### INPUT
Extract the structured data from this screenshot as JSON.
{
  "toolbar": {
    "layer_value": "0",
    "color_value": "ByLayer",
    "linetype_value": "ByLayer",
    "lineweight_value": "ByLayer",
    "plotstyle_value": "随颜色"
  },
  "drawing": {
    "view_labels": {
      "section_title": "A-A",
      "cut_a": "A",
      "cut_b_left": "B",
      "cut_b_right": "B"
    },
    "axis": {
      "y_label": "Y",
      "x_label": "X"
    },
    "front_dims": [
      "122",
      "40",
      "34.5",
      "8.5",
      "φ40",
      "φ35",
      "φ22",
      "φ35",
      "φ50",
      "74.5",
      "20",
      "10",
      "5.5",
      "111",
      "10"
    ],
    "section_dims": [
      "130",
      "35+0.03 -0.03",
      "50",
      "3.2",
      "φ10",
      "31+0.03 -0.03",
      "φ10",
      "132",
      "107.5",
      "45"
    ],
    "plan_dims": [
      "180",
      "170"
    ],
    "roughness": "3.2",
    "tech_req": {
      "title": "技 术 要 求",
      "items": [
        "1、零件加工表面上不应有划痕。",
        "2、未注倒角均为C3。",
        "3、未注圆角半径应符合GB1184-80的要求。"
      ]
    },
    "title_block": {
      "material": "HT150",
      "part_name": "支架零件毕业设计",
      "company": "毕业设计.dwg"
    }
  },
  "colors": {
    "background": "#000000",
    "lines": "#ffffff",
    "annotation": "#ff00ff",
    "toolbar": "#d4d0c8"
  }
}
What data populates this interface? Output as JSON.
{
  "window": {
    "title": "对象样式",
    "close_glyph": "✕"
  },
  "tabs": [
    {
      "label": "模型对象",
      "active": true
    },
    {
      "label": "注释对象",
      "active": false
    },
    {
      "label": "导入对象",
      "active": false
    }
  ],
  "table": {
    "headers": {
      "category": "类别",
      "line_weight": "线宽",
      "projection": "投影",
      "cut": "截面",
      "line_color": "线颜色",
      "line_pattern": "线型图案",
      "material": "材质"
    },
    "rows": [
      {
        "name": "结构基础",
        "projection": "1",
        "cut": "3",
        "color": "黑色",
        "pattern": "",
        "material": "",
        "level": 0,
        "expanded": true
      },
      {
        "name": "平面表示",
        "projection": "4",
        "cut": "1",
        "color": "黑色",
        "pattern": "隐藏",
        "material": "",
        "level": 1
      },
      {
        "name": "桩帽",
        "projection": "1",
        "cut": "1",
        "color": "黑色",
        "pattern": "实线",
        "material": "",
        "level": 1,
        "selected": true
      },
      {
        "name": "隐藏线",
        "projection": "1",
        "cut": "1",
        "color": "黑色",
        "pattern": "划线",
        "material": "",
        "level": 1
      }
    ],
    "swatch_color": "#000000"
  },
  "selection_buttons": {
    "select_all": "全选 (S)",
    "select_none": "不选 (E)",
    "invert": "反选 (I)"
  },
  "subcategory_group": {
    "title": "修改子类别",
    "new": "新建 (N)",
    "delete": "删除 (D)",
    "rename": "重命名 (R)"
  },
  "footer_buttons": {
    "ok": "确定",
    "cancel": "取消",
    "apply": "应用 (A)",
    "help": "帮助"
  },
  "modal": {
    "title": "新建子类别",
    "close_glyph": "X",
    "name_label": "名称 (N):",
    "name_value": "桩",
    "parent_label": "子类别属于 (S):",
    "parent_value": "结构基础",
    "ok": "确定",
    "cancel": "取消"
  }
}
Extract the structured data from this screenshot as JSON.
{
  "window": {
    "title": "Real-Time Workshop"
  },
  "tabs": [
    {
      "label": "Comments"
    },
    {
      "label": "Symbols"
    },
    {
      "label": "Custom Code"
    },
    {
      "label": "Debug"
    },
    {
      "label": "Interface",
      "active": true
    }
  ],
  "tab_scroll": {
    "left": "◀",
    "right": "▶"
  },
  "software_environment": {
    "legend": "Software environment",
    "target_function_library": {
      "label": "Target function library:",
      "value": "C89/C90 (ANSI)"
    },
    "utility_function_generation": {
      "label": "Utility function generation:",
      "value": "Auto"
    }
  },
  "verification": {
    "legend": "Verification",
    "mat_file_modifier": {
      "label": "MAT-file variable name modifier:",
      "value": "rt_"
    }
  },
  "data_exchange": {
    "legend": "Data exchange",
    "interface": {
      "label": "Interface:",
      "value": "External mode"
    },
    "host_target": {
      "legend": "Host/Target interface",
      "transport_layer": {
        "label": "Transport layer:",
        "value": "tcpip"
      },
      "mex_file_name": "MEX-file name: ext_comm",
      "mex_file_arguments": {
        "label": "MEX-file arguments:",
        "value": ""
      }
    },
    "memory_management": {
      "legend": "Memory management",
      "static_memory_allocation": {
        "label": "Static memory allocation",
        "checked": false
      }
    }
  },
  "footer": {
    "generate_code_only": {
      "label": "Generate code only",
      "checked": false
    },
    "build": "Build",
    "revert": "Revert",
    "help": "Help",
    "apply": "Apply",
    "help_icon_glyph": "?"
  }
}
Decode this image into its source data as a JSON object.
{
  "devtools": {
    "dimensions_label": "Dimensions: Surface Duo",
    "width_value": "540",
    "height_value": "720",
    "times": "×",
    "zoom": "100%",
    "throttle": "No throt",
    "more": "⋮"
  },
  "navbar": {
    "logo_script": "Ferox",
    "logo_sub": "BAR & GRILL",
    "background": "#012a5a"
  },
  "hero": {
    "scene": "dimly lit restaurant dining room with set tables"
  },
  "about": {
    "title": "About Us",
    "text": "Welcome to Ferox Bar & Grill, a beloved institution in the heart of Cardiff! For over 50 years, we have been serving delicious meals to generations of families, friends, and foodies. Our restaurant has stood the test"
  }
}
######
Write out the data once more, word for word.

▶ RESPONSE AREA:
Extract the structured data from this screenshot as JSON.
{
  "toolbar": {
    "layer_value": "0",
    "color_value": "ByLayer",
    "linetype_value": "ByLayer",
    "lineweight_value": "ByLayer",
    "plotstyle_value": "随颜色"
  },
  "drawing": {
    "view_labels": {
      "section_title": "A-A",
      "cut_a": "A",
      "cut_b_left": "B",
      "cut_b_right": "B"
    },
    "axis": {
      "y_label": "Y",
      "x_label": "X"
    },
    "front_dims": [
      "122",
      "40",
      "34.5",
      "8.5",
      "φ40",
      "φ35",
      "φ22",
      "φ35",
      "φ50",
      "74.5",
      "20",
      "10",
      "5.5",
      "111",
      "10"
    ],
    "section_dims": [
      "130",
      "35+0.03 -0.03",
      "50",
      "3.2",
      "φ10",
      "31+0.03 -0.03",
      "φ10",
      "132",
      "107.5",
      "45"
    ],
    "plan_dims": [
      "180",
      "170"
    ],
    "roughness": "3.2",
    "tech_req": {
      "title": "技 术 要 求",
      "items": [
        "1、零件加工表面上不应有划痕。",
        "2、未注倒角均为C3。",
        "3、未注圆角半径应符合GB1184-80的要求。"
      ]
    },
    "title_block": {
      "material": "HT150",
      "part_name": "支架零件毕业设计",
      "company": "毕业设计.dwg"
    }
  },
  "colors": {
    "background": "#000000",
    "lines": "#ffffff",
    "annotation": "#ff00ff",
    "toolbar": "#d4d0c8"
  }
}
What data populates this interface? Output as JSON.
{
  "window": {
    "title": "对象样式",
    "close_glyph": "✕"
  },
  "tabs": [
    {
      "label": "模型对象",
      "active": true
    },
    {
      "label": "注释对象",
      "active": false
    },
    {
      "label": "导入对象",
      "active": false
    }
  ],
  "table": {
    "headers": {
      "category": "类别",
      "line_weight": "线宽",
      "projection": "投影",
      "cut": "截面",
      "line_color": "线颜色",
      "line_pattern": "线型图案",
      "material": "材质"
    },
    "rows": [
      {
        "name": "结构基础",
        "projection": "1",
        "cut": "3",
        "color": "黑色",
        "pattern": "",
        "material": "",
        "level": 0,
        "expanded": true
      },
      {
        "name": "平面表示",
        "projection": "4",
        "cut": "1",
        "color": "黑色",
        "pattern": "隐藏",
        "material": "",
        "level": 1
      },
      {
        "name": "桩帽",
        "projection": "1",
        "cut": "1",
        "color": "黑色",
        "pattern": "实线",
        "material": "",
        "level": 1,
        "selected": true
      },
      {
        "name": "隐藏线",
        "projection": "1",
        "cut": "1",
        "color": "黑色",
        "pattern": "划线",
        "material": "",
        "level": 1
      }
    ],
    "swatch_color": "#000000"
  },
  "selection_buttons": {
    "select_all": "全选 (S)",
    "select_none": "不选 (E)",
    "invert": "反选 (I)"
  },
  "subcategory_group": {
    "title": "修改子类别",
    "new": "新建 (N)",
    "delete": "删除 (D)",
    "rename": "重命名 (R)"
  },
  "footer_buttons": {
    "ok": "确定",
    "cancel": "取消",
    "apply": "应用 (A)",
    "help": "帮助"
  },
  "modal": {
    "title": "新建子类别",
    "close_glyph": "X",
    "name_label": "名称 (N):",
    "name_value": "桩",
    "parent_label": "子类别属于 (S):",
    "parent_value": "结构基础",
    "ok": "确定",
    "cancel": "取消"
  }
}
Extract the structured data from this screenshot as JSON.
{
  "window": {
    "title": "Real-Time Workshop"
  },
  "tabs": [
    {
      "label": "Comments"
    },
    {
      "label": "Symbols"
    },
    {
      "label": "Custom Code"
    },
    {
      "label": "Debug"
    },
    {
      "label": "Interface",
      "active": true
    }
  ],
  "tab_scroll": {
    "left": "◀",
    "right": "▶"
  },
  "software_environment": {
    "legend": "Software environment",
    "target_function_library": {
      "label": "Target function library:",
      "value": "C89/C90 (ANSI)"
    },
    "utility_function_generation": {
      "label": "Utility function generation:",
      "value": "Auto"
    }
  },
  "verification": {
    "legend": "Verification",
    "mat_file_modifier": {
      "label": "MAT-file variable name modifier:",
      "value": "rt_"
    }
  },
  "data_exchange": {
    "legend": "Data exchange",
    "interface": {
      "label": "Interface:",
      "value": "External mode"
    },
    "host_target": {
      "legend": "Host/Target interface",
      "transport_layer": {
        "label": "Transport layer:",
        "value": "tcpip"
      },
      "mex_file_name": "MEX-file name: ext_comm",
      "mex_file_arguments": {
        "label": "MEX-file arguments:",
        "value": ""
      }
    },
    "memory_management": {
      "legend": "Memory management",
      "static_memory_allocation": {
        "label": "Static memory allocation",
        "checked": false
      }
    }
  },
  "footer": {
    "generate_code_only": {
      "label": "Generate code only",
      "checked": false
    },
    "build": "Build",
    "revert": "Revert",
    "help": "Help",
    "apply": "Apply",
    "help_icon_glyph": "?"
  }
}
Decode this image into its source data as a JSON object.
{
  "devtools": {
    "dimensions_label": "Dimensions: Surface Duo",
    "width_value": "540",
    "height_value": "720",
    "times": "×",
    "zoom": "100%",
    "throttle": "No throt",
    "more": "⋮"
  },
  "navbar": {
    "logo_script": "Ferox",
    "logo_sub": "BAR & GRILL",
    "background": "#012a5a"
  },
  "hero": {
    "scene": "dimly lit restaurant dining room with set tables"
  },
  "about": {
    "title": "About Us",
    "text": "Welcome to Ferox Bar & Grill, a beloved institution in the heart of Cardiff! For over 50 years, we have been serving delicious meals to generations of families, friends, and foodies. Our restaurant has stood the test"
  }
}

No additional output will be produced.